'Everything I do is free'
Betty Gerstein's social calendar is teeming, but her skimpy entertainment budget remains intact. At 80, Gerstein has figured out how to take in shows, concerts, sporting events, the ballet, and even meals without forking over a single cent.
Her secret? Volunteer for just about everything.
"A normal person wouldn't be able to live on my income. I can because I'm a saver," says Gerstein, a retiree who lives in Delray Beach, Fla., with her dog, Bogart. "Everything I do is free."
If it's February or May, Gerstein is volunteering at the Delray Beach International Tennis Championships, a tournament where some of the biggest pros compete. "I get to see great tennis, and they give me breakfast and lunch every day," Gerstein says.
She helps out at the Downtown Boca Film Festival, usually in April, when she's also busy at the Palm Beach International Film Festival. "I get to see all the movies," she says.
If it's October, she's ushering at the Chris Evert/Raymond James Pro-Celebrity Tennis Classic. In December, she's dividing her time between ushering at the Nutcracker ballet, working at Palm Beach County's Jewish Film Festival and helping out at the Chamber of Commerce, which hosts holiday events and provides her with lunch every day for about three weeks, not to mention discounts at local venues.
In between, she volunteers at a community center that shows movies Sunday mornings and hosts a critique afterward. There's also Lynn University in nearby Boca Raton, where she volunteers for numerous events, including shows, concerts and lectures. When most theaters close in the summer, she takes in concerts in the park. In her downtime, she scours local newspapers for art gallery openings or receptions that serve wine and cheese.

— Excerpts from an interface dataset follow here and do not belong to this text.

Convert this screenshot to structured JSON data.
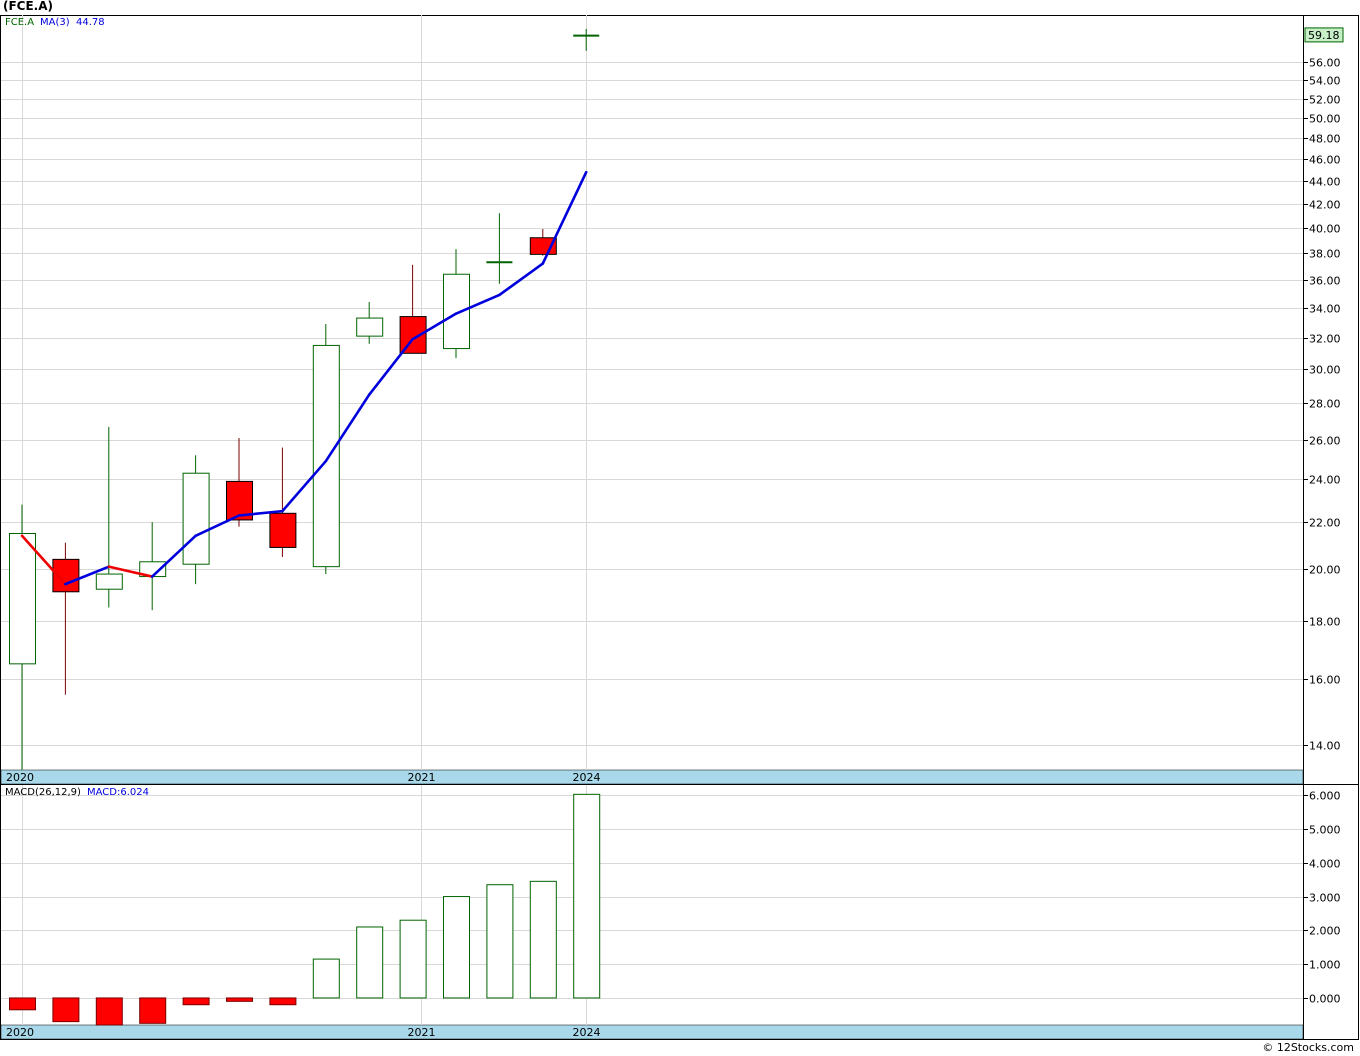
{
  "symbol_title": "(FCE.A)",
  "watermark": "© 12Stocks.com",
  "price_panel": {
    "legend_symbol": "FCE.A",
    "legend_ma_label": "MA(3)",
    "legend_ma_value": "44.78",
    "last_price_label": "59.18"
  },
  "macd_panel": {
    "legend_label": "MACD(26,12,9)",
    "legend_value": "MACD:6.024"
  },
  "colors": {
    "up": "#006400",
    "down_fill": "#ff0000",
    "ma_rising": "#0000dd",
    "ma_falling": "#ee0000",
    "axis_band": "#a8d8ea",
    "grid": "#d8d8d8",
    "last_price_box": "#c8f0c8"
  },
  "chart_data": [
    {
      "type": "candlestick",
      "title": "(FCE.A)",
      "y_scale": "log",
      "ylim": [
        13.3,
        61
      ],
      "x_labels": [
        {
          "label": "2020",
          "at_index": 0
        },
        {
          "label": "2021",
          "at_index": 9.2
        },
        {
          "label": "2024",
          "at_index": 13
        }
      ],
      "y_ticks": [
        14,
        16,
        18,
        20,
        22,
        24,
        26,
        28,
        30,
        32,
        34,
        36,
        38,
        40,
        42,
        44,
        46,
        48,
        50,
        52,
        54,
        56
      ],
      "candles": [
        {
          "o": 16.5,
          "h": 22.8,
          "l": 13.3,
          "c": 21.5
        },
        {
          "o": 20.4,
          "h": 21.1,
          "l": 15.5,
          "c": 19.1
        },
        {
          "o": 19.2,
          "h": 26.7,
          "l": 18.5,
          "c": 19.8
        },
        {
          "o": 19.7,
          "h": 22.0,
          "l": 18.4,
          "c": 20.3
        },
        {
          "o": 20.2,
          "h": 25.2,
          "l": 19.4,
          "c": 24.3
        },
        {
          "o": 23.9,
          "h": 26.1,
          "l": 21.8,
          "c": 22.1
        },
        {
          "o": 22.4,
          "h": 25.6,
          "l": 20.5,
          "c": 20.9
        },
        {
          "o": 20.1,
          "h": 32.9,
          "l": 19.8,
          "c": 31.5
        },
        {
          "o": 32.1,
          "h": 34.4,
          "l": 31.6,
          "c": 33.3
        },
        {
          "o": 33.4,
          "h": 37.1,
          "l": 31.0,
          "c": 31.0
        },
        {
          "o": 31.3,
          "h": 38.3,
          "l": 30.7,
          "c": 36.4
        },
        {
          "o": 37.3,
          "h": 41.2,
          "l": 35.7,
          "c": 37.3
        },
        {
          "o": 39.2,
          "h": 39.9,
          "l": 37.8,
          "c": 37.9
        },
        {
          "o": 59.0,
          "h": 59.9,
          "l": 57.3,
          "c": 59.18
        }
      ],
      "series": [
        {
          "name": "MA(3)",
          "values": [
            21.4,
            19.4,
            20.1,
            19.7,
            21.4,
            22.3,
            22.5,
            24.9,
            28.5,
            31.9,
            33.6,
            34.9,
            37.2,
            44.78
          ]
        }
      ]
    },
    {
      "type": "bar",
      "title": "MACD(26,12,9)",
      "ylim": [
        -0.8,
        6.3
      ],
      "x_labels": [
        {
          "label": "2020",
          "at_index": 0
        },
        {
          "label": "2021",
          "at_index": 9.2
        },
        {
          "label": "2024",
          "at_index": 13
        }
      ],
      "y_ticks": [
        0,
        1,
        2,
        3,
        4,
        5,
        6
      ],
      "y_tick_labels": [
        "0.000",
        "1.000",
        "2.000",
        "3.000",
        "4.000",
        "5.000",
        "6.000"
      ],
      "series": [
        {
          "name": "MACD",
          "values": [
            -0.35,
            -0.7,
            -0.8,
            -0.75,
            -0.2,
            -0.1,
            -0.2,
            1.15,
            2.1,
            2.3,
            3.0,
            3.35,
            3.45,
            6.024
          ]
        }
      ]
    }
  ]
}
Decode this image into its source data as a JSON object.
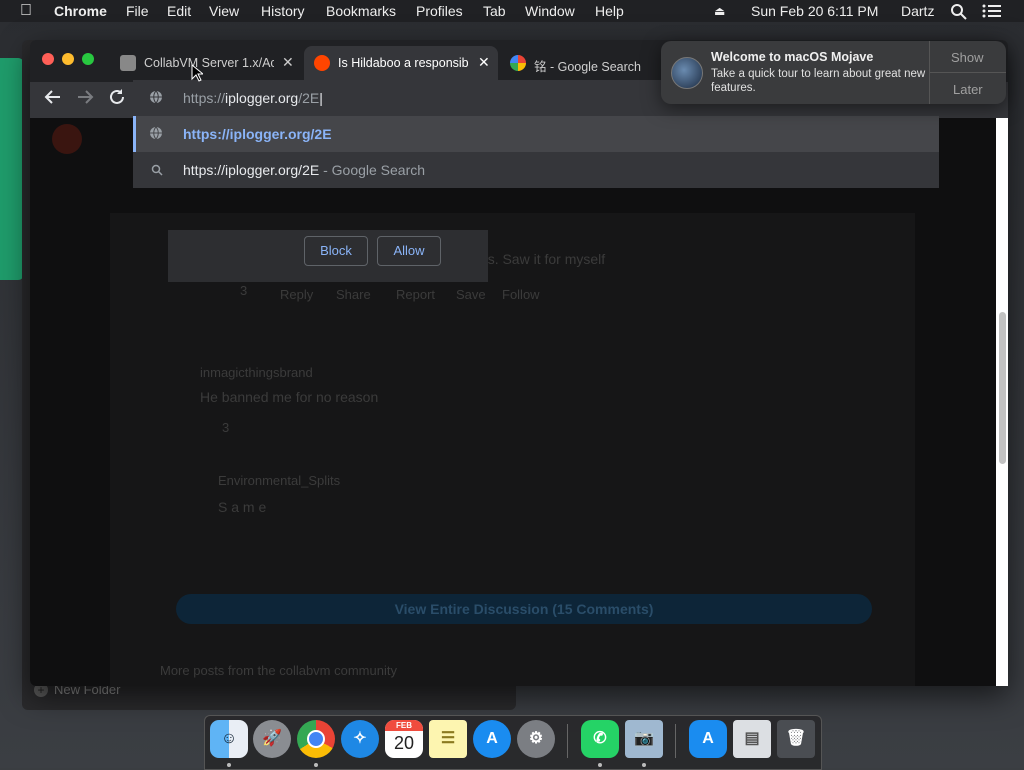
{
  "menubar": {
    "app": "Chrome",
    "items": [
      "File",
      "Edit",
      "View",
      "History",
      "Bookmarks",
      "Profiles",
      "Tab",
      "Window",
      "Help"
    ],
    "clock": "Sun Feb 20  6:11 PM",
    "user": "Dartz"
  },
  "tabs": [
    {
      "title": "CollabVM Server 1.x/Ac"
    },
    {
      "title": "Is Hildaboo a responsib"
    },
    {
      "title": "铭 - Google Search"
    }
  ],
  "omnibox": {
    "typed_prefix": "https://",
    "typed_domain": "iplogger.org",
    "typed_path": "/2E",
    "suggestion_url": "https://iplogger.org/2E",
    "search_query": "https://iplogger.org/2E",
    "search_suffix": " - Google Search"
  },
  "permission": {
    "block": "Block",
    "allow": "Allow"
  },
  "notification": {
    "title": "Welcome to macOS Mojave",
    "body": "Take a quick tour to learn about great new features.",
    "show": "Show",
    "later": "Later"
  },
  "page": {
    "comment1_text": "He also uses kitting tools to fuck up the VMs. Saw it for myself",
    "comment1_votes": "3",
    "comment2_user": "inmagicthingsbrand",
    "comment2_text": "He banned me for no reason",
    "comment2_votes": "3",
    "comment3_user": "Environmental_Splits",
    "comment3_text": "S a m e",
    "action_reply": "Reply",
    "action_share": "Share",
    "action_report": "Report",
    "action_save": "Save",
    "action_follow": "Follow",
    "view_discussion": "View Entire Discussion (15 Comments)",
    "more_posts": "More posts from the collabvm community"
  },
  "finder": {
    "new_folder": "New Folder"
  },
  "dock": {
    "calendar_month": "FEB",
    "calendar_day": "20"
  },
  "colors": {
    "accent": "#8ab4f8",
    "suggestion_highlight": "#8ab4f8"
  }
}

"This is my social life," says Gerstein, who estimates that she spends up to 70 percent of her time volunteering.